ASSIGNMENT:
Give back all the entries below. Omit none of them.

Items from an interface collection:

========

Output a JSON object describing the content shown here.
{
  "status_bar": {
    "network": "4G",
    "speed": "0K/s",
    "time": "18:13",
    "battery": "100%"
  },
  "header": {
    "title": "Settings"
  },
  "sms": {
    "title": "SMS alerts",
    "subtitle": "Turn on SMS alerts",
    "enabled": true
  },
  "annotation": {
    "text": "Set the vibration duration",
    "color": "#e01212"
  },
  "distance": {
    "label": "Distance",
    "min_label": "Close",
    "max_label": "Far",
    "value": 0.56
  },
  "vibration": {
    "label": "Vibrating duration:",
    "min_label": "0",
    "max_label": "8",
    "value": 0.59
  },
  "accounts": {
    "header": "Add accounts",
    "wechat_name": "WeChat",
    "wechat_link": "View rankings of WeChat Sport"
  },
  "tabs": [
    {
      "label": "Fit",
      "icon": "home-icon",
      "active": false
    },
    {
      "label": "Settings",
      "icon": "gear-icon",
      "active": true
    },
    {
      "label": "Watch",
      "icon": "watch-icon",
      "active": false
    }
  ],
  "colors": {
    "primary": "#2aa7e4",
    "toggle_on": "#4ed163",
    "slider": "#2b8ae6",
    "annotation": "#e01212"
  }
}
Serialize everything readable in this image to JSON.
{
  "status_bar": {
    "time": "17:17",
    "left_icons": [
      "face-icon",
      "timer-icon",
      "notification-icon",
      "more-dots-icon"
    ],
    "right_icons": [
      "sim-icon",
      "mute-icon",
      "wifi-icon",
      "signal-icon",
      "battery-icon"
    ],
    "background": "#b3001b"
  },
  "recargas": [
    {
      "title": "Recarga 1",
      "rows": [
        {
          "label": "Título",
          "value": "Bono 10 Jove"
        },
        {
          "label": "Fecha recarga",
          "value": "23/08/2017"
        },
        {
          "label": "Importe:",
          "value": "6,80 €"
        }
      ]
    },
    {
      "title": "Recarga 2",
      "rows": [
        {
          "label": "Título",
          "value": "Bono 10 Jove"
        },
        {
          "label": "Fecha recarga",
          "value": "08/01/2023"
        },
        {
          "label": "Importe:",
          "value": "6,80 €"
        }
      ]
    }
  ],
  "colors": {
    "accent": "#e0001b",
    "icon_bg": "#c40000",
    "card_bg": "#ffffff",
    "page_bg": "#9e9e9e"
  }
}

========

SOLUTION FOR THIS TASK:
Output a JSON object describing the content shown here.
{
  "status_bar": {
    "network": "4G",
    "speed": "0K/s",
    "time": "18:13",
    "battery": "100%"
  },
  "header": {
    "title": "Settings"
  },
  "sms": {
    "title": "SMS alerts",
    "subtitle": "Turn on SMS alerts",
    "enabled": true
  },
  "annotation": {
    "text": "Set the vibration duration",
    "color": "#e01212"
  },
  "distance": {
    "label": "Distance",
    "min_label": "Close",
    "max_label": "Far",
    "value": 0.56
  },
  "vibration": {
    "label": "Vibrating duration:",
    "min_label": "0",
    "max_label": "8",
    "value": 0.59
  },
  "accounts": {
    "header": "Add accounts",
    "wechat_name": "WeChat",
    "wechat_link": "View rankings of WeChat Sport"
  },
  "tabs": [
    {
      "label": "Fit",
      "icon": "home-icon",
      "active": false
    },
    {
      "label": "Settings",
      "icon": "gear-icon",
      "active": true
    },
    {
      "label": "Watch",
      "icon": "watch-icon",
      "active": false
    }
  ],
  "colors": {
    "primary": "#2aa7e4",
    "toggle_on": "#4ed163",
    "slider": "#2b8ae6",
    "annotation": "#e01212"
  }
}
Serialize everything readable in this image to JSON.
{
  "status_bar": {
    "time": "17:17",
    "left_icons": [
      "face-icon",
      "timer-icon",
      "notification-icon",
      "more-dots-icon"
    ],
    "right_icons": [
      "sim-icon",
      "mute-icon",
      "wifi-icon",
      "signal-icon",
      "battery-icon"
    ],
    "background": "#b3001b"
  },
  "recargas": [
    {
      "title": "Recarga 1",
      "rows": [
        {
          "label": "Título",
          "value": "Bono 10 Jove"
        },
        {
          "label": "Fecha recarga",
          "value": "23/08/2017"
        },
        {
          "label": "Importe:",
          "value": "6,80 €"
        }
      ]
    },
    {
      "title": "Recarga 2",
      "rows": [
        {
          "label": "Título",
          "value": "Bono 10 Jove"
        },
        {
          "label": "Fecha recarga",
          "value": "08/01/2023"
        },
        {
          "label": "Importe:",
          "value": "6,80 €"
        }
      ]
    }
  ],
  "colors": {
    "accent": "#e0001b",
    "icon_bg": "#c40000",
    "card_bg": "#ffffff",
    "page_bg": "#9e9e9e"
  }
}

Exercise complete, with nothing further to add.